I’ve always liked Thomas Dolby’s 1982 song “She Blinded Me With Science”, because it’s goofy and weird and has a catchy hook. I’m really not sure what the song is supposed to mean, but I’ve always liked the title.
The song came to mind again the other day when I read a report on the latest E.coli outbreak in Minnesota. This strain, E.Coli 0157:H7, is particularly nasty, and there is no doubt among scientists and epidemiologists in our neighbor state that it came from the Hartmann Dairy – which sells raw milk. It has a clear DNA marker. Quite a few kids got really sick from drinking the tainted milk, but so far nobody has died.
Predictably, the Hartmann Dairy Farm denied responsibility, and accused the Minnesota Health and Ag Departments of defaming them.
Now, where have we heard that story around here?
Our highly-paid full-time professional state legislature passed a bill a few months ago which would allow the sale of raw milk in Wisconsin.

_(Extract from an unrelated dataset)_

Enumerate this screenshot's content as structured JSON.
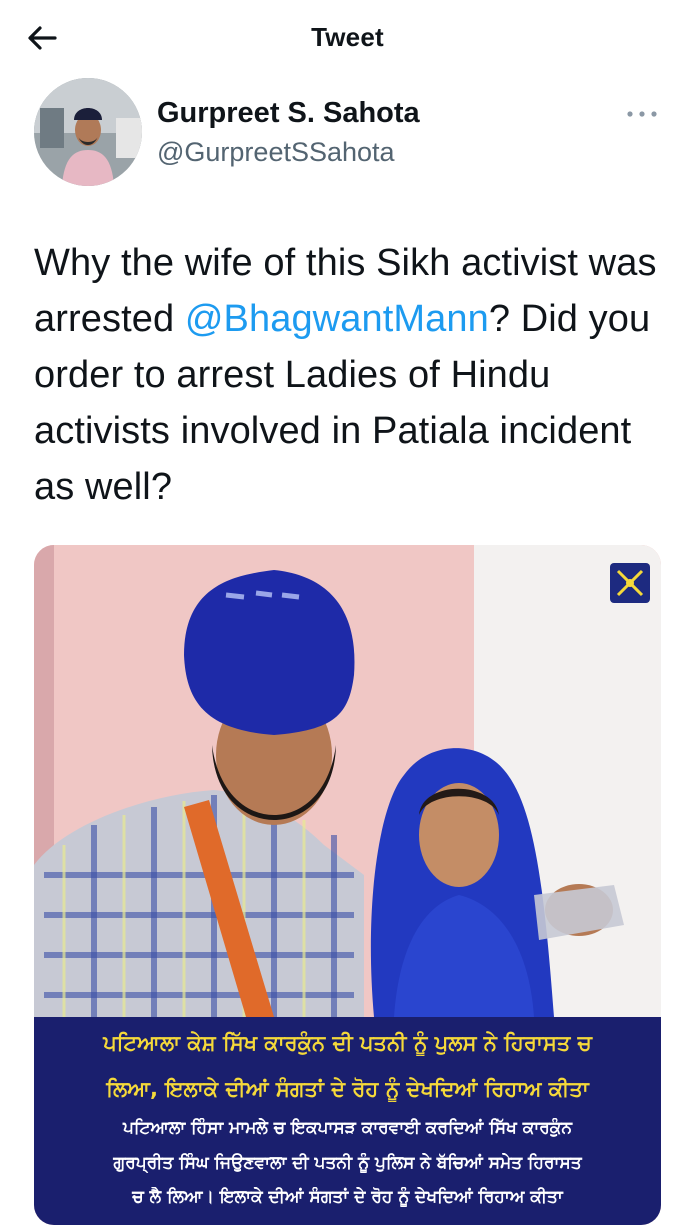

The bill essentially rejected decades of hard science, going all the way back to some guy named Louis Pasteur, a Frenchman who discovered a way, over a hundred years ago, to make milk safe.
Governor Doyle did the legislature a favor and vetoed the stupid bill, probably saving the core of our state heritage, that slogan we put on our license plates: America’s Dairyland.
One of the many clowns who now inhabit the legislature was full of fake outrage, vowing to drink nothing but raw milk for the rest of his life, to “prove it is safe”.
No matter what science says, there will always be luddites and deniers. Such is the raw milk gang. Same as the folks who are convinced childhood vaccines cause autism. Never mind that the vaccine/autism study and the bogus scientist who published it have been completely and utterly discredited. They believe what they believe, and nothing is going to change their belief.
“She blinded me with science; and failed me in biology” goes the song.
Go ahead and roll the dice with your own life, and drink all the raw milk you want. But please don’t ask others to ignore hard science, and don’t try to pass laws that could potentially bring ruin to the state’s signature industry.